> [Task prompt]
Could you print every entry below exactly as given?

---

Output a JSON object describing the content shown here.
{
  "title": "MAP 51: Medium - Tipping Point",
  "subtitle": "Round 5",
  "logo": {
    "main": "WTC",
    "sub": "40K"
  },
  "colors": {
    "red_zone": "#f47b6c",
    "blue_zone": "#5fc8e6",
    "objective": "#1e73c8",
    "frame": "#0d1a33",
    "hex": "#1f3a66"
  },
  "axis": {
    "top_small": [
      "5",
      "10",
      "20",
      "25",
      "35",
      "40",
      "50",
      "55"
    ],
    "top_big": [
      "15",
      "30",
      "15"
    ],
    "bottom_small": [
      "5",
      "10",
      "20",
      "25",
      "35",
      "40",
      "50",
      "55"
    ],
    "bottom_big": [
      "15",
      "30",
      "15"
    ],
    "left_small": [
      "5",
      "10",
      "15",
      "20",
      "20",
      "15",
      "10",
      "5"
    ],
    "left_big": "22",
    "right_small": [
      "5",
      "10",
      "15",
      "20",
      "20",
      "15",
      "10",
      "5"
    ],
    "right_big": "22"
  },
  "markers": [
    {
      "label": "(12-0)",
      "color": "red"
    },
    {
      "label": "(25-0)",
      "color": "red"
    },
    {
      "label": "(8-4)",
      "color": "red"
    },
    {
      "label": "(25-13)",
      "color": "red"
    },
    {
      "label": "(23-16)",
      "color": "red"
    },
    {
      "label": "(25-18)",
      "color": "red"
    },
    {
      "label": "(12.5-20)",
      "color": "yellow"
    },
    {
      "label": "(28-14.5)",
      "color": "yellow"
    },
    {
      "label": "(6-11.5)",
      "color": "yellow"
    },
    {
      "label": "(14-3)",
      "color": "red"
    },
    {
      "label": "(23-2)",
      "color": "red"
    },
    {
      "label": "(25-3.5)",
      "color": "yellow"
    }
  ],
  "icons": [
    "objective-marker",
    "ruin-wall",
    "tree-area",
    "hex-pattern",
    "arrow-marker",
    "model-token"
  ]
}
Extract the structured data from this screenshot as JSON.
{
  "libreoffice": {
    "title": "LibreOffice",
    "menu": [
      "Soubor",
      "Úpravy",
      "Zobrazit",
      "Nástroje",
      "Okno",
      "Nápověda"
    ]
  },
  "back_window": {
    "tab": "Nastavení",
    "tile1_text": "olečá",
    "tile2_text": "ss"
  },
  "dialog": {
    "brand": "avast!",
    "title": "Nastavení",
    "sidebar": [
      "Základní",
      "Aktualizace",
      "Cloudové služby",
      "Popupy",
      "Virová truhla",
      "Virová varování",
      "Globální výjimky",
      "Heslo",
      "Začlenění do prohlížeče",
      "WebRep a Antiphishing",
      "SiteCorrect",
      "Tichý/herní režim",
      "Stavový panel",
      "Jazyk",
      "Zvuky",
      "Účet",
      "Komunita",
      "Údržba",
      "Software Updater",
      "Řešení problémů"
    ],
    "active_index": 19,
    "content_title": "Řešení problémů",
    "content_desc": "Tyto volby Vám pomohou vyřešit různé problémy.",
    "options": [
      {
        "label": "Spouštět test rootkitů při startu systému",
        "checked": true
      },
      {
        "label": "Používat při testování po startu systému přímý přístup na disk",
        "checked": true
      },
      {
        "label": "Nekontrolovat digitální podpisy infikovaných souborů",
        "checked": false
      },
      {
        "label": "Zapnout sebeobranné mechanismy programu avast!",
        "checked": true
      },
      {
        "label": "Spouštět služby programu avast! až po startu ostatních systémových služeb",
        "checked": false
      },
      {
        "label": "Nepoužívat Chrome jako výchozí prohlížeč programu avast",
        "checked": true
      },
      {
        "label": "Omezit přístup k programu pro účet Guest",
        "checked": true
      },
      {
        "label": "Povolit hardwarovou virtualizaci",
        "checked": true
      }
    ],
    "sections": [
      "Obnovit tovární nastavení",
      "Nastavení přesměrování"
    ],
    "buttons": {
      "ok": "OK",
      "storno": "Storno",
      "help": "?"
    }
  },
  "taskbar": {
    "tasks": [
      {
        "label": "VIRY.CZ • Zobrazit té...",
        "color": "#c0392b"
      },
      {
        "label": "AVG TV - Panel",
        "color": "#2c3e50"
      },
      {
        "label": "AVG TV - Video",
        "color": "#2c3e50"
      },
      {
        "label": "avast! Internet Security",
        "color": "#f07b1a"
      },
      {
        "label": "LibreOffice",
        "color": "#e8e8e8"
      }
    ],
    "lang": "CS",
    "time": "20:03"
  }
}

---

> [Response for this exercise]
Output a JSON object describing the content shown here.
{
  "title": "MAP 51: Medium - Tipping Point",
  "subtitle": "Round 5",
  "logo": {
    "main": "WTC",
    "sub": "40K"
  },
  "colors": {
    "red_zone": "#f47b6c",
    "blue_zone": "#5fc8e6",
    "objective": "#1e73c8",
    "frame": "#0d1a33",
    "hex": "#1f3a66"
  },
  "axis": {
    "top_small": [
      "5",
      "10",
      "20",
      "25",
      "35",
      "40",
      "50",
      "55"
    ],
    "top_big": [
      "15",
      "30",
      "15"
    ],
    "bottom_small": [
      "5",
      "10",
      "20",
      "25",
      "35",
      "40",
      "50",
      "55"
    ],
    "bottom_big": [
      "15",
      "30",
      "15"
    ],
    "left_small": [
      "5",
      "10",
      "15",
      "20",
      "20",
      "15",
      "10",
      "5"
    ],
    "left_big": "22",
    "right_small": [
      "5",
      "10",
      "15",
      "20",
      "20",
      "15",
      "10",
      "5"
    ],
    "right_big": "22"
  },
  "markers": [
    {
      "label": "(12-0)",
      "color": "red"
    },
    {
      "label": "(25-0)",
      "color": "red"
    },
    {
      "label": "(8-4)",
      "color": "red"
    },
    {
      "label": "(25-13)",
      "color": "red"
    },
    {
      "label": "(23-16)",
      "color": "red"
    },
    {
      "label": "(25-18)",
      "color": "red"
    },
    {
      "label": "(12.5-20)",
      "color": "yellow"
    },
    {
      "label": "(28-14.5)",
      "color": "yellow"
    },
    {
      "label": "(6-11.5)",
      "color": "yellow"
    },
    {
      "label": "(14-3)",
      "color": "red"
    },
    {
      "label": "(23-2)",
      "color": "red"
    },
    {
      "label": "(25-3.5)",
      "color": "yellow"
    }
  ],
  "icons": [
    "objective-marker",
    "ruin-wall",
    "tree-area",
    "hex-pattern",
    "arrow-marker",
    "model-token"
  ]
}
Extract the structured data from this screenshot as JSON.
{
  "libreoffice": {
    "title": "LibreOffice",
    "menu": [
      "Soubor",
      "Úpravy",
      "Zobrazit",
      "Nástroje",
      "Okno",
      "Nápověda"
    ]
  },
  "back_window": {
    "tab": "Nastavení",
    "tile1_text": "olečá",
    "tile2_text": "ss"
  },
  "dialog": {
    "brand": "avast!",
    "title": "Nastavení",
    "sidebar": [
      "Základní",
      "Aktualizace",
      "Cloudové služby",
      "Popupy",
      "Virová truhla",
      "Virová varování",
      "Globální výjimky",
      "Heslo",
      "Začlenění do prohlížeče",
      "WebRep a Antiphishing",
      "SiteCorrect",
      "Tichý/herní režim",
      "Stavový panel",
      "Jazyk",
      "Zvuky",
      "Účet",
      "Komunita",
      "Údržba",
      "Software Updater",
      "Řešení problémů"
    ],
    "active_index": 19,
    "content_title": "Řešení problémů",
    "content_desc": "Tyto volby Vám pomohou vyřešit různé problémy.",
    "options": [
      {
        "label": "Spouštět test rootkitů při startu systému",
        "checked": true
      },
      {
        "label": "Používat při testování po startu systému přímý přístup na disk",
        "checked": true
      },
      {
        "label": "Nekontrolovat digitální podpisy infikovaných souborů",
        "checked": false
      },
      {
        "label": "Zapnout sebeobranné mechanismy programu avast!",
        "checked": true
      },
      {
        "label": "Spouštět služby programu avast! až po startu ostatních systémových služeb",
        "checked": false
      },
      {
        "label": "Nepoužívat Chrome jako výchozí prohlížeč programu avast",
        "checked": true
      },
      {
        "label": "Omezit přístup k programu pro účet Guest",
        "checked": true
      },
      {
        "label": "Povolit hardwarovou virtualizaci",
        "checked": true
      }
    ],
    "sections": [
      "Obnovit tovární nastavení",
      "Nastavení přesměrování"
    ],
    "buttons": {
      "ok": "OK",
      "storno": "Storno",
      "help": "?"
    }
  },
  "taskbar": {
    "tasks": [
      {
        "label": "VIRY.CZ • Zobrazit té...",
        "color": "#c0392b"
      },
      {
        "label": "AVG TV - Panel",
        "color": "#2c3e50"
      },
      {
        "label": "AVG TV - Video",
        "color": "#2c3e50"
      },
      {
        "label": "avast! Internet Security",
        "color": "#f07b1a"
      },
      {
        "label": "LibreOffice",
        "color": "#e8e8e8"
      }
    ],
    "lang": "CS",
    "time": "20:03"
  }
}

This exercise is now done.